Francis spoke today about Jesus’s visit to two sisters, Martha and Mary, one of whom was “busy” and the other was “contemplative”. The right attitude belongs to those who "value the most important thing, i.e. the presence of the guest, Jesus." After the Marian prayer, the pope turned his thoughts to the Nice massacre. “May God, the good Father, welcome all the victims into his peace, support the wounded and comfort the families. May he dissolve every project of terror and death, so that no one dares to spill his brother's blood.” He also greeted “the great Chinese brothers and sisters” in the square.
Vatican City (AsiaNews) – Guests “should not just be served, fed, and cared for in every way. They need to be heard, accepted as people, with their own story, and heart full of feelings and thoughts, so that they can really feel at home," said Pope Francis those who suffered in Nice. "May God welcome all the victims into his peace, support the wounded, and comfort the families."
Today's Gospel is about Jesus' visit to two sisters, Martha and Mary. "Both offered hospitality to the Lord, but they did so in different ways. Mary sat at the feet of Jesus and listened to his words. Martha instead was totally taken by the things she had to prepare. At one point she told Jesus, " Lord, do you not care that my sister has left me by myself to do the serving? Tell her to help me. " Jesus replied, “Martha, Martha, you are anxious and worried about many things. There is need of only one thing. Mary has chosen the better part and it will not be taken from her."
In her bustling, Francis added, "Martha might forget, and that's the problem. She might forget that the most important thing is the presence of the guest, Jesus. She forgot the presence of the guest. Guests should not just be served, fed, and cared for in every way. They need to be heard, accepted as people, with their own story, and heart full of feelings and thoughts, so that they can really feel at home. But if you welcome a guest in your house and keep doing your own thing, and he says nothing and you say nothing . . . as if he was the guest of stone. One needs to listen to the guest.”
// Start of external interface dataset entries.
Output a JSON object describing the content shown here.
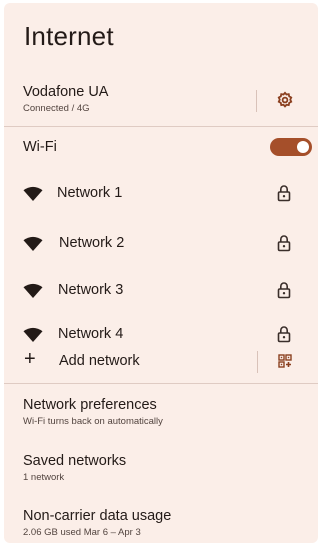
{
  "page": {
    "title": "Internet"
  },
  "carrier": {
    "name": "Vodafone UA",
    "status": "Connected / 4G",
    "settings_icon": "gear-icon"
  },
  "wifi": {
    "label": "Wi-Fi",
    "enabled": true
  },
  "networks": [
    {
      "label": "Network 1",
      "secured": true
    },
    {
      "label": "Network 2",
      "secured": true
    },
    {
      "label": "Network 3",
      "secured": true
    },
    {
      "label": "Network 4",
      "secured": true
    }
  ],
  "add_network": {
    "label": "Add network",
    "icon": "plus-icon",
    "qr_icon": "qr-code-icon"
  },
  "preferences": [
    {
      "title": "Network preferences",
      "subtitle": "Wi-Fi turns back on automatically"
    },
    {
      "title": "Saved networks",
      "subtitle": "1 network"
    },
    {
      "title": "Non-carrier data usage",
      "subtitle": "2.06 GB used Mar 6 – Apr 3"
    }
  ],
  "colors": {
    "background": "#fbeee8",
    "accent": "#a54f2a",
    "text": "#231a17"
  }
}
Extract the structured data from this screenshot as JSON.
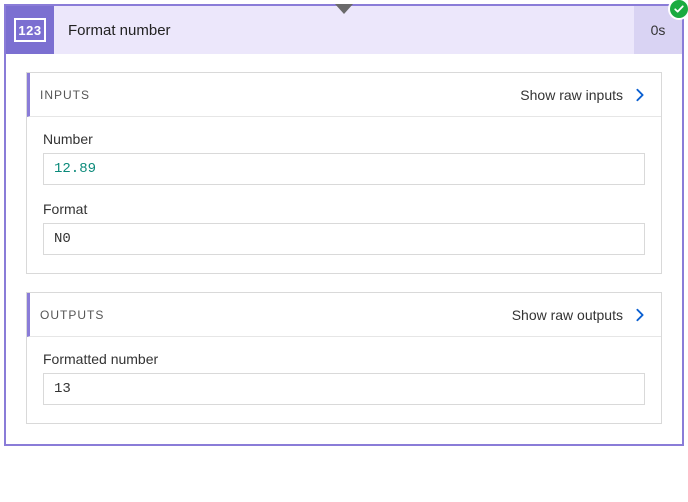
{
  "header": {
    "icon_text": "123",
    "title": "Format number",
    "duration": "0s"
  },
  "inputs": {
    "section_label": "INPUTS",
    "show_raw_label": "Show raw inputs",
    "fields": {
      "number": {
        "label": "Number",
        "value": "12.89"
      },
      "format": {
        "label": "Format",
        "value": "N0"
      }
    }
  },
  "outputs": {
    "section_label": "OUTPUTS",
    "show_raw_label": "Show raw outputs",
    "fields": {
      "formatted_number": {
        "label": "Formatted number",
        "value": "13"
      }
    }
  }
}
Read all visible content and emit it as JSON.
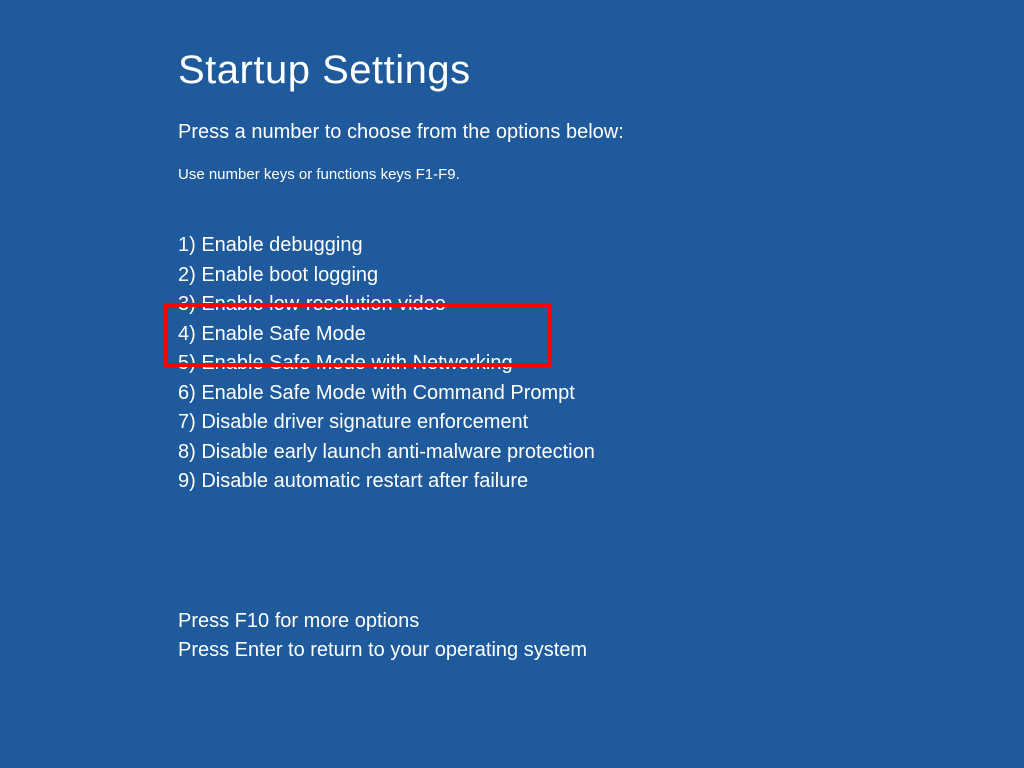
{
  "title": "Startup Settings",
  "subtitle": "Press a number to choose from the options below:",
  "hint": "Use number keys or functions keys F1-F9.",
  "options": [
    "1) Enable debugging",
    "2) Enable boot logging",
    "3) Enable low-resolution video",
    "4) Enable Safe Mode",
    "5) Enable Safe Mode with Networking",
    "6) Enable Safe Mode with Command Prompt",
    "7) Disable driver signature enforcement",
    "8) Disable early launch anti-malware protection",
    "9) Disable automatic restart after failure"
  ],
  "footer": {
    "line1": "Press F10 for more options",
    "line2": "Press Enter to return to your operating system"
  }
}
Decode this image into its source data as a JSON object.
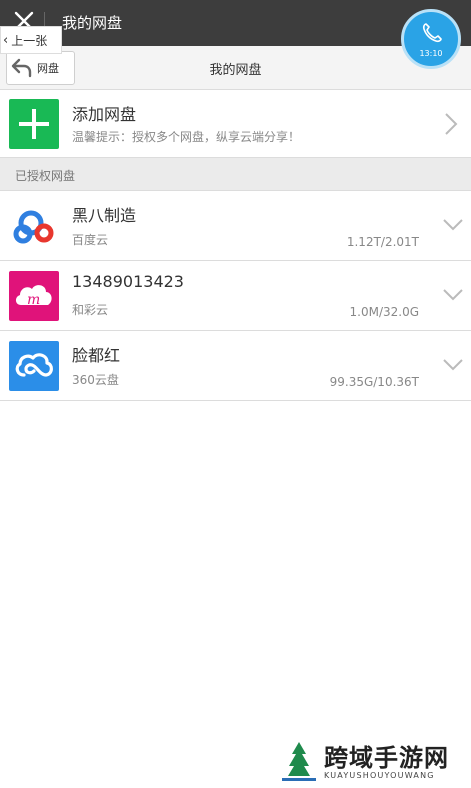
{
  "titlebar": {
    "title": "我的网盘"
  },
  "prev_page": {
    "label": "上一张"
  },
  "navbar": {
    "back_label": "网盘",
    "title": "我的网盘"
  },
  "call_bubble": {
    "time": "13:10"
  },
  "add_disk": {
    "title": "添加网盘",
    "hint": "温馨提示：授权多个网盘，纵享云端分享！"
  },
  "section": {
    "header": "已授权网盘"
  },
  "disks": [
    {
      "name": "黑八制造",
      "provider": "百度云",
      "usage": "1.12T/2.01T",
      "icon": "baidu-cloud-icon"
    },
    {
      "name": "13489013423",
      "provider": "和彩云",
      "usage": "1.0M/32.0G",
      "icon": "hecaiyun-icon"
    },
    {
      "name": "脸都红",
      "provider": "360云盘",
      "usage": "99.35G/10.36T",
      "icon": "360-cloud-icon"
    }
  ],
  "watermark": {
    "cn": "跨域手游网",
    "en": "KUAYUSHOUYOUWANG"
  },
  "colors": {
    "titlebar": "#3d3d3d",
    "add_green": "#19b955",
    "hecaiyun": "#e0137a",
    "cloud360": "#2b8ee8",
    "bubble": "#2aa3e6"
  }
}
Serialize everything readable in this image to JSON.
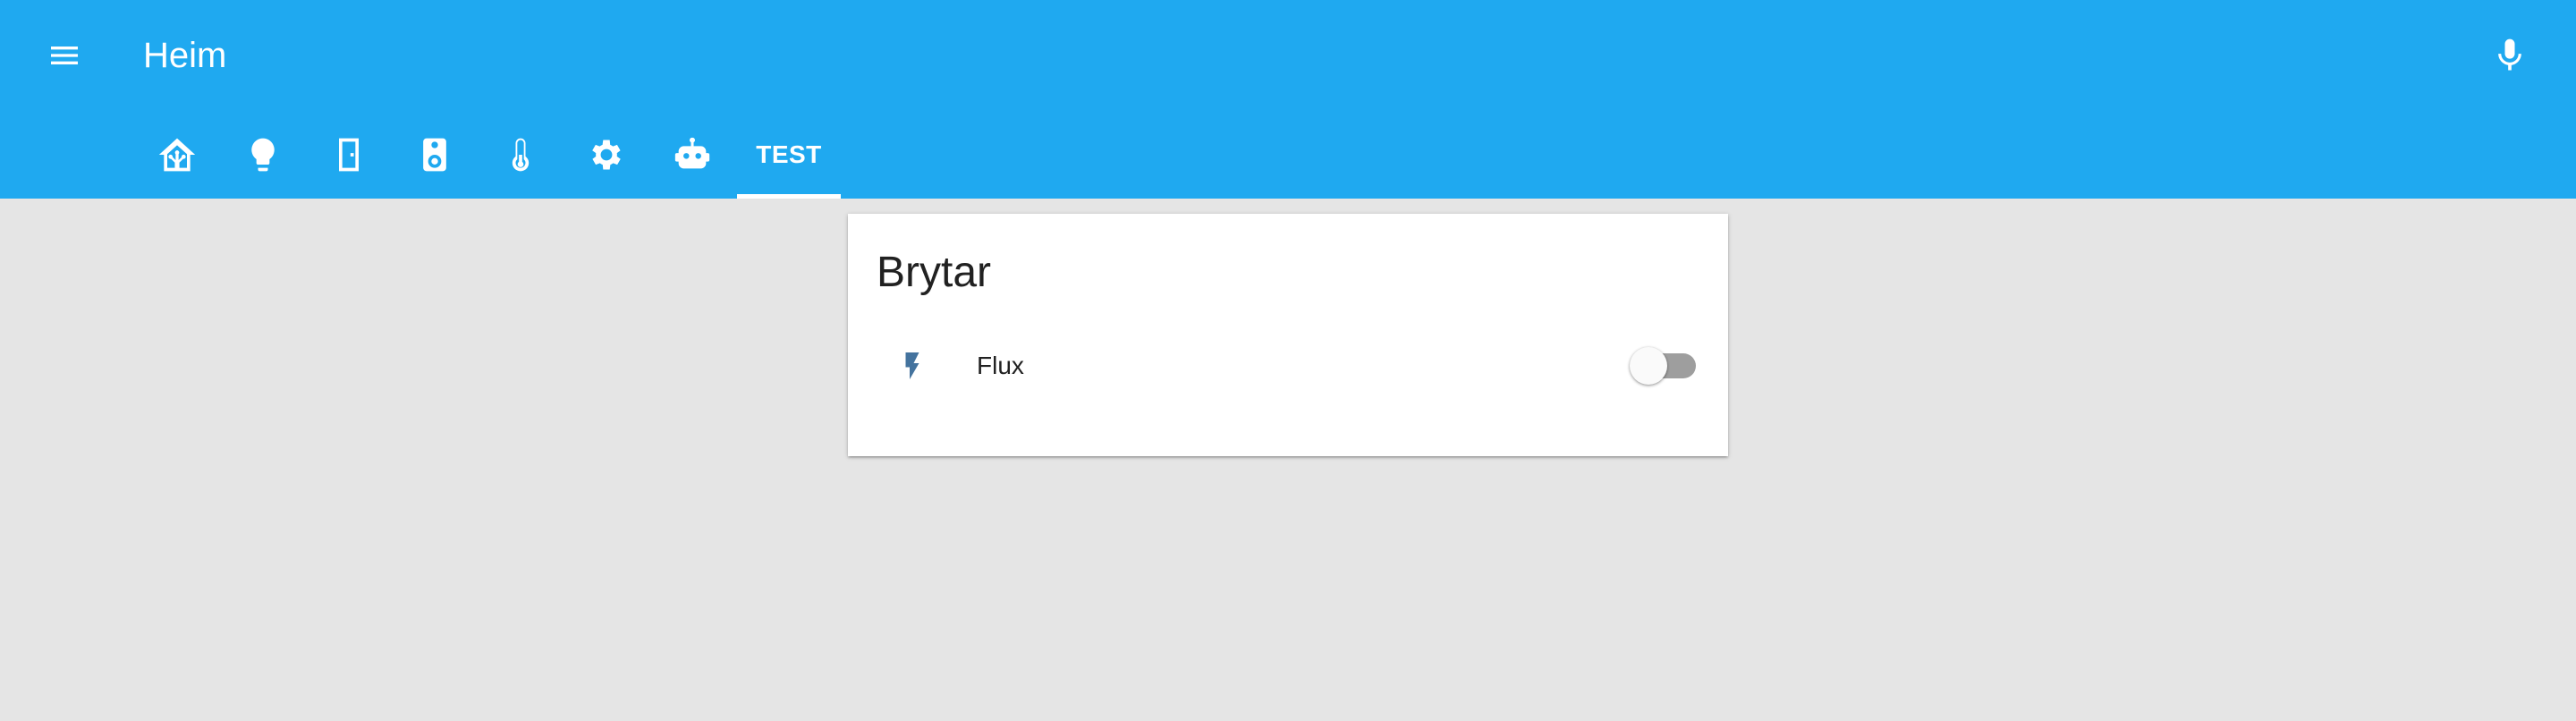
{
  "header": {
    "title": "Heim",
    "menu_icon": "menu-icon",
    "mic_icon": "microphone-icon",
    "background_color": "#1fa9f0"
  },
  "tabs": [
    {
      "icon": "home-assistant-icon",
      "selected": false
    },
    {
      "icon": "lightbulb-icon",
      "selected": false
    },
    {
      "icon": "door-icon",
      "selected": false
    },
    {
      "icon": "speaker-icon",
      "selected": false
    },
    {
      "icon": "thermometer-icon",
      "selected": false
    },
    {
      "icon": "settings-icon",
      "selected": false
    },
    {
      "icon": "robot-icon",
      "selected": false
    },
    {
      "label": "TEST",
      "selected": true
    }
  ],
  "card": {
    "title": "Brytar",
    "entities": [
      {
        "name": "Flux",
        "icon": "flash-icon",
        "icon_color": "#44739e",
        "state": "off"
      }
    ]
  }
}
For sure, "the reply Jesus gives Martha – when he says that there is only one thing that is needed – finds its full meaning in reference to listening to the words of Jesus himself, the word that enlightens and supports all that we are and do. If we are going to pray, for example, before the crucifix, and [instead just] talk, talk, and then go away, we do not listen to Jesus. Listening! That is the key word. Do not forget that Jesus’ words enlighten us. "
But "we must not forget that even in the house of Martha and Mary, Jesus, before he was Lord and Master, he was a pilgrim and a guest. Hence, his reply has this first and most immediate meaning: 'Martha, Martha, why are you doing so much for the guest that you forget his presence?' The stone guest. Not many things are needed to welcome him; indeed, only one thing is necessary: listen to him, the word is listen to him, show him a fraternal attitude so that he feels like he is in a home, not in a temporary shelter. "
Thus understood, "hospitality, which is one of the works of mercy, really looks like a human and Christian virtue, a virtue that in today's world is likely to be neglected. In fact, there are more and more nursing homes and hospices, but not always is real hospitality practiced in these places. Several institutions that cater to many forms of illness, loneliness, and marginalisation are created, but the chance for those who are foreigners, marginalised, or excluded to find someone willing to listen decreases. Because they are outsiders, refugees, or migrants . . . listen to that painful story ... Even in one’s own home, among family, it might be easier to find service and care than willingness to listen and welcome. "
Today "we are so frantically caught up by so many problems, some of which are not important, that we lack the ability to listen. We are constantly busy, and so we have no time to listen. Let me ask you, and each of you reply in your own heart: you husband, do you have time to listen to your wife? And you woman, do you have time to listen to your husband? You parents, do you have time to spare to listen to your children? Or you grandparents, the elderly? Old people always say so many things . . . But they need to be heard! I call on you to learn to listen and to spend more time listening. The ability to listen is the root of peace."
After the Angelus, the pope turned his thoughts to the Nice massacre. "The pain over the massacre is alive in our hearts, when last Thursday evening in Nice, so many innocent lives were mowed down, even many children. I am close to each family and the entire French nation in mourning. May God, the good Father, welcome all the victims into his peace, support the wounded and comfort the families. May he dissolve every project of terror and death, so that no one dares to spill his brother's blood. A paternal and fraternal hug goes to all the inhabitants of Nice and the whole French nation. Now let us all pray together, thinking about this massacre, the victims, and the families. Let us pray first in silence [this is followed by a moment of silence in the square, then the pope’s recitation of Hail Mary].
Immediately after the customary greetings to the pilgrims present, the pope saw "the great Chinese brothers and sisters. A big hello to you." Finally, he wished everyone "a good meal and a good Sunday. Please, do not forget to pray for me! ".